The regular cost of this course is $130 USD. You can get this course for just $50USD by using the coupon code “happiness50.” For that discount, click here. The link will take you to the site, where you can see the additional preview videos and decide whether to go any further.
But as part of the launch of this course, we're offering a deeper discount to just $10USD using the coupon code "happiness10." There is a limited number of spaces on this coupon, and it will stop working January 1. To get that discount, click here.
Once at the site, you can read more about the course, preview some of the videos, and decide whether you want to take it. The price, should you go on to purchase the course, will be reduced automatically.
You'll get a series of over 25 short videos, 5 to 15 minutes long, plus a 60-page downloadable PDF exercise book to help you apply the ideas in your own life.
Want a bit more indication of what’s in the course? Here are the lecture titles:
Section 1: Happiness swings both ways
• Can money really buy happiness?
• The nature of happiness: A behavioural control system
• The relationship between income and life satisfaction
• Can money buy misery? Yes!
Section 2: Purchasing the future: Why do we buy?
• The onward arrow: Every purchase is instrumental
• You’ve been conducting happiness experiments all your life
• Planning the future by mining the past
Section 3: The price of slavery
• Your balance of assets and liabilities
• Taking a look at your ballast: Debt and unhappiness
• Swimming into the light: A path out of debt
Section 4: A dose of reality: Income versus DISPOSABLE income
• Andre takes a hit: Income versus disposable income
• Your turn: Calculating your own disposable income
• Pricing your purchases in work hours
Section 5: How to give yourself a raise
• Andre doubles his disposable income
• Finding the Easter eggs: Increasing your OWN disposable income
Section 6: How to change your life
• Finding north: Defining your Ultimate Goals
• SMART Immediate Goals: The steps on the path
Section 7: Buying happiness without buying anything
• Your single biggest happiness purchase
• Pay yourself first: Budgets do not work!
• Freedom can be bought
Section 8: Buying happiness with real money
• Spend the most on things you hate
• Luxury at last
Section 9: Non material purchases: How to spend money with no object
• Savings: How to build up a happiness-inducing nestegg
• Experiences versus objects: Why events induce more happiness than things
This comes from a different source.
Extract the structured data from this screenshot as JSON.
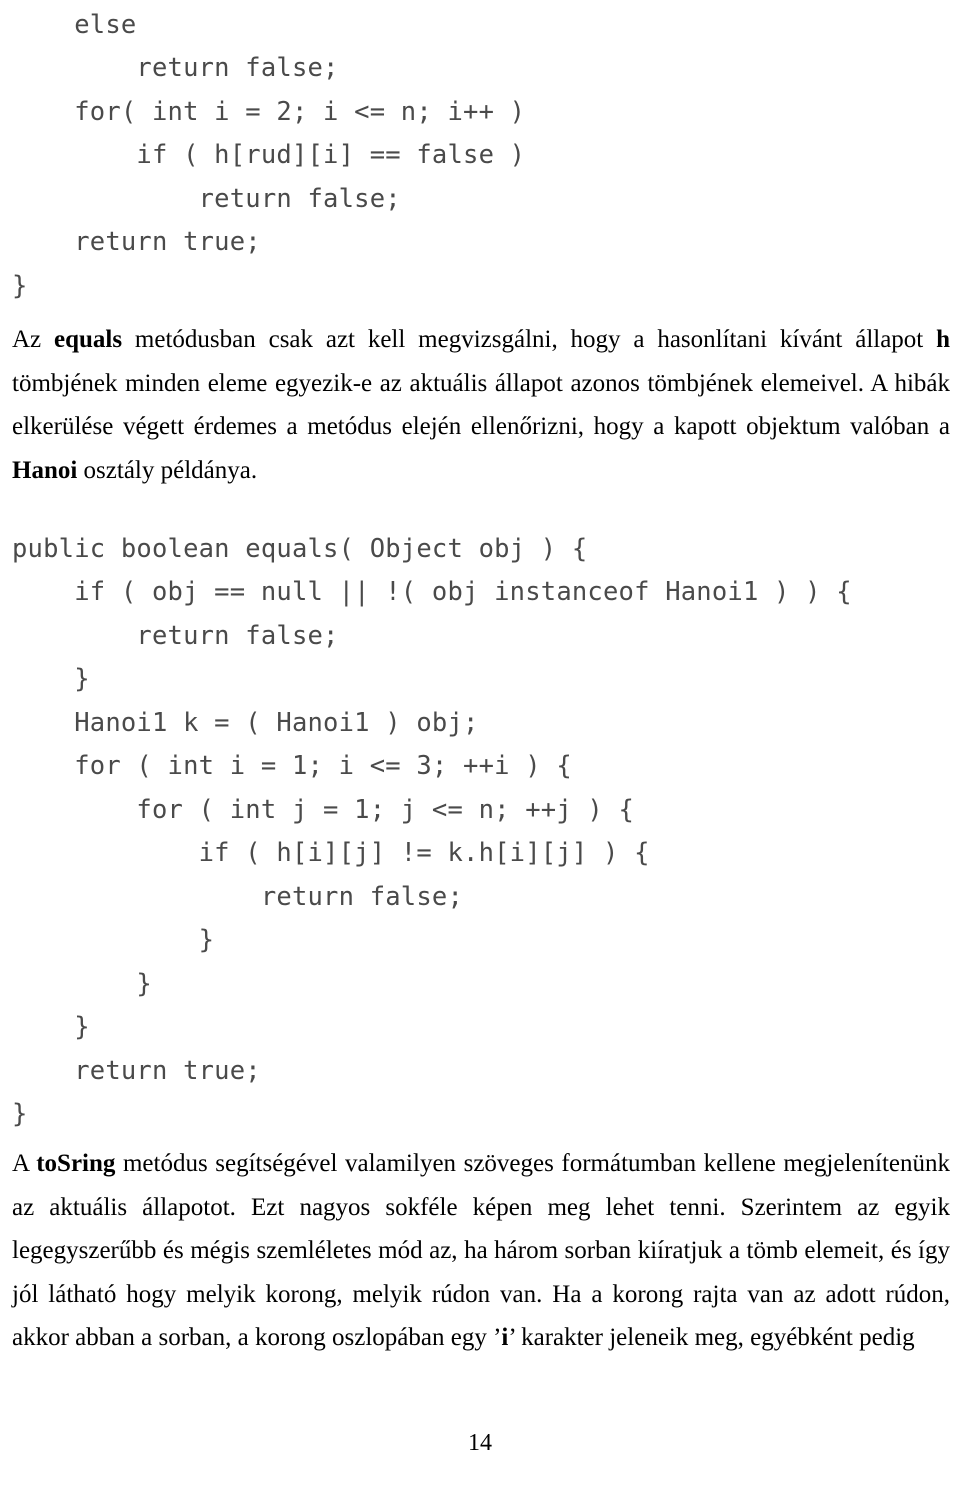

• Voluntary tax: The charitable sector as a source of your own happiness
• Buying personal enhancements: The value of skill-building
Section 10: Check, please!
• Your five year plan
• Live the life you envision